Why you should go
Rome's most famous fountain, the iconic Fontana di Trevi, or Trevi Fountain, is a flamboyant baroque ensemble of mythical figures and wild horses taking up the entire side of the 17th-century Palazzo Poli. Thousands visit the fountain every day, keeping up with the tradition of tossing a coin into the water to ensure they will return to Rome. That, and it makes for a great photo opportunity. On average, about €3000 ($3600) is thrown in daily.
Want to avoid the crowds? Visit later in the evening, when the fountain is beautifully lit, and you can appreciate its foaming majesty in a quieter environment.
The fountain's design, the work of Nicola Salvi in 1732, depicts sea-god Oceanus in a shell-shaped chariot led by Tritons with seahorses – one wild, one docile – representing the moods of the sea. In the niche to the left of Neptune, a statue represents Abundance; to the right is Salubrity. The water comes from the Aqua Virgo, a 1st-century-BCE underground aqueduct, and the name Trevi refers to the "tre vie" (three roads) that converge at the fountain.
The famous tradition of tossing a coin into the fountain to ensure your trip to Rome comes from the 1954 film Three Coins in the Fountain. The money thrown into the Trevi is collected daily and goes to the Catholic charity Caritas, with its yield increasing significantly since the crackdown on people extracting the money for themselves.
Most famously, Trevi Fountain is where movie star Anita Ekberg cavorted in a ballgown in director Federico Fellini's classic La Dolce Vita (1960); apparently she wore waders under her iconic black dress but still shivered during the winter shoot. In the summer of 2016, a British woman was fined €450 ($542) for dancing in the fountain in an evening dress and fur stole in blatant imitation of the iconic actress.
In 2016, fashion house Fendi staged a "Legends and Fairytales" fashion show at the fountain during which catwalk models walked on water – or rather strutted across a glass walkway constructed above the emerald water – as the sun set over this Roman icon. It was given permission to do so in acknowledgment of its €2.18 million ($2.62 million) sponsorship of the fountain's restoration.
Trevi Fountain rules and etiquette
Paddling or bathing in the fountain is strictly forbidden, as is eating and drinking on the steps leading down to the water. Both crimes risk an on-the-spot fine of up to €500 ($600).

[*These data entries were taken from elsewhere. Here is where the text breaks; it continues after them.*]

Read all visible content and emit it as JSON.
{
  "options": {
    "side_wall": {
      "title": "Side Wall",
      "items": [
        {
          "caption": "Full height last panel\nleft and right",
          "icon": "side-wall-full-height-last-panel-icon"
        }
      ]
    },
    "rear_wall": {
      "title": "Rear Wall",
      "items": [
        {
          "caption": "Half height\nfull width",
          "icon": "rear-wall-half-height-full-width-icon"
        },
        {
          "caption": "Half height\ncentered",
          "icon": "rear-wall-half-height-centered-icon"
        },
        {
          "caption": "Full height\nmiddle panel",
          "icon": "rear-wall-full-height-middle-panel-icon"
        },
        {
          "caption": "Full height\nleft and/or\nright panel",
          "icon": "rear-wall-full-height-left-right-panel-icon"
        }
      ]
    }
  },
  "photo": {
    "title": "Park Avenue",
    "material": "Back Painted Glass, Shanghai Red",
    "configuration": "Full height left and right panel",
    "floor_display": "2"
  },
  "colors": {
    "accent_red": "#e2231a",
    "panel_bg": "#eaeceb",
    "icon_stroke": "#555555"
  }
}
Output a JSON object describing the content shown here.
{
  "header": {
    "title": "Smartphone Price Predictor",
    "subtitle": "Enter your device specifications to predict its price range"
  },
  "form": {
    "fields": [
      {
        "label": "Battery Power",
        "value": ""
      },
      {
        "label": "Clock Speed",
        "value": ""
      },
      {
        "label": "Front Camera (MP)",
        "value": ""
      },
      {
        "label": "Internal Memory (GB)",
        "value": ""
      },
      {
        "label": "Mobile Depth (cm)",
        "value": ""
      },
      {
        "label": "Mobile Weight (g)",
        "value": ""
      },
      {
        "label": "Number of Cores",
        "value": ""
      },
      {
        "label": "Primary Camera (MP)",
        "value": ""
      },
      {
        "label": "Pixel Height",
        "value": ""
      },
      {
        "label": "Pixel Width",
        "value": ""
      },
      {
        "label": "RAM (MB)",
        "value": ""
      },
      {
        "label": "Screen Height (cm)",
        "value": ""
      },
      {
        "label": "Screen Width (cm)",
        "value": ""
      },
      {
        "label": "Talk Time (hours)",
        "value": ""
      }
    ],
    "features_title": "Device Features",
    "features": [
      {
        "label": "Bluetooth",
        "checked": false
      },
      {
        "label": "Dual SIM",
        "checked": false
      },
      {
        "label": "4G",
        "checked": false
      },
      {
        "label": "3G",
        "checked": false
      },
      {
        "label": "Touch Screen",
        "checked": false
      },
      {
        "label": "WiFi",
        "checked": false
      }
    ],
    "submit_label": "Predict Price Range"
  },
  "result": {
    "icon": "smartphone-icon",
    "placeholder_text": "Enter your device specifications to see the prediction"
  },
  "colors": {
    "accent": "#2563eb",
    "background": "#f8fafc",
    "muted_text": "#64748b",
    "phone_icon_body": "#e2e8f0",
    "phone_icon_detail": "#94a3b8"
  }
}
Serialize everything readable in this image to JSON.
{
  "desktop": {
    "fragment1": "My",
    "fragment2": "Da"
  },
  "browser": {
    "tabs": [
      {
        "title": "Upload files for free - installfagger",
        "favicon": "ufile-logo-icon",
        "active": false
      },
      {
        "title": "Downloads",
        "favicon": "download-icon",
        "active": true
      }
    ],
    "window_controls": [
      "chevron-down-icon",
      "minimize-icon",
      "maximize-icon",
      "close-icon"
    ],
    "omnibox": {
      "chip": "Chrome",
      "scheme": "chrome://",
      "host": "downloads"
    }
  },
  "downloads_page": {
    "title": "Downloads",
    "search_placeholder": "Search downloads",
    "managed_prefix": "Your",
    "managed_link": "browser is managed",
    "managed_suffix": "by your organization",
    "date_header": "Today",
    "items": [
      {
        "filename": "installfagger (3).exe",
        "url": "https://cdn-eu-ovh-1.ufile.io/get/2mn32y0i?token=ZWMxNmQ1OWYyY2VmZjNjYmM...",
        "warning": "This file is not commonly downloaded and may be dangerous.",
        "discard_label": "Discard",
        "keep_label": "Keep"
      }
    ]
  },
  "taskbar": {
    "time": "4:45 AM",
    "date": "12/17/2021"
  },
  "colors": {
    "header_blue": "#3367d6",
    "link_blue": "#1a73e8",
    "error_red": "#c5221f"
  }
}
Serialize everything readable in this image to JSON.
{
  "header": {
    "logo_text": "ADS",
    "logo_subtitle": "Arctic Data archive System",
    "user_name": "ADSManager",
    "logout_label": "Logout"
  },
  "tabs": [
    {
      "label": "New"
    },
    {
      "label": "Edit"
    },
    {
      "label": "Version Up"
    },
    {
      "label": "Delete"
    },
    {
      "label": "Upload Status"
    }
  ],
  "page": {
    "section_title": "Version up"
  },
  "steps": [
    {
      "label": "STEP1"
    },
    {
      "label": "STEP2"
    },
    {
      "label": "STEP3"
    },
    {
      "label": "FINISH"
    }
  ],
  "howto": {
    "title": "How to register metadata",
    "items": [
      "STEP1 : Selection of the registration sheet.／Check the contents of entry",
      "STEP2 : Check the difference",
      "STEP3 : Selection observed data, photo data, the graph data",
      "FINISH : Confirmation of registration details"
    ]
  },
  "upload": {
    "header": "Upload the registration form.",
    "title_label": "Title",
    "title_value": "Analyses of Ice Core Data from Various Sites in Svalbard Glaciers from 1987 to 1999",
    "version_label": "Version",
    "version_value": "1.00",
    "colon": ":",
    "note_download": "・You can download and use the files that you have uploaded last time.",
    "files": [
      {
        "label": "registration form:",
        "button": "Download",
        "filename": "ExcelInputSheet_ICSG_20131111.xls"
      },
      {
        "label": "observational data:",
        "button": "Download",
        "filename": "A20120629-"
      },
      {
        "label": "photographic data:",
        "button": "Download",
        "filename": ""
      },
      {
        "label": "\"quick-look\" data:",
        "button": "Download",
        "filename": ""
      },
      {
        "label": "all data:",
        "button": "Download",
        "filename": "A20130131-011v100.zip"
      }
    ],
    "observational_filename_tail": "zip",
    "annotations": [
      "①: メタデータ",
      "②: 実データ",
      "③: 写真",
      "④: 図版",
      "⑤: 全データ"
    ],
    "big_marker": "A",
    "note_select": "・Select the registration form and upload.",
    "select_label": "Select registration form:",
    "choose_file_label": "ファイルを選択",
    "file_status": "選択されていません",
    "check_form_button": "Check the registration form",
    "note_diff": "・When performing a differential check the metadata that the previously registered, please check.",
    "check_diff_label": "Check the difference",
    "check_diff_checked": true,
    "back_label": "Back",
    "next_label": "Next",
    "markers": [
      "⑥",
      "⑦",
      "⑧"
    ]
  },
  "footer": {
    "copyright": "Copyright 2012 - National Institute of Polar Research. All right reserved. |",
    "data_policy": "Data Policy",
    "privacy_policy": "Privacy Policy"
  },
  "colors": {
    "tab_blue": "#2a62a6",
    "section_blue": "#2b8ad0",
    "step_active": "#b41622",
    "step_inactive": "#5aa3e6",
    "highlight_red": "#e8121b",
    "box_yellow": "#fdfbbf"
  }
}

Coin-tossing etiquette includes throwing with your right hand over your left shoulder, with your back facing the fountain.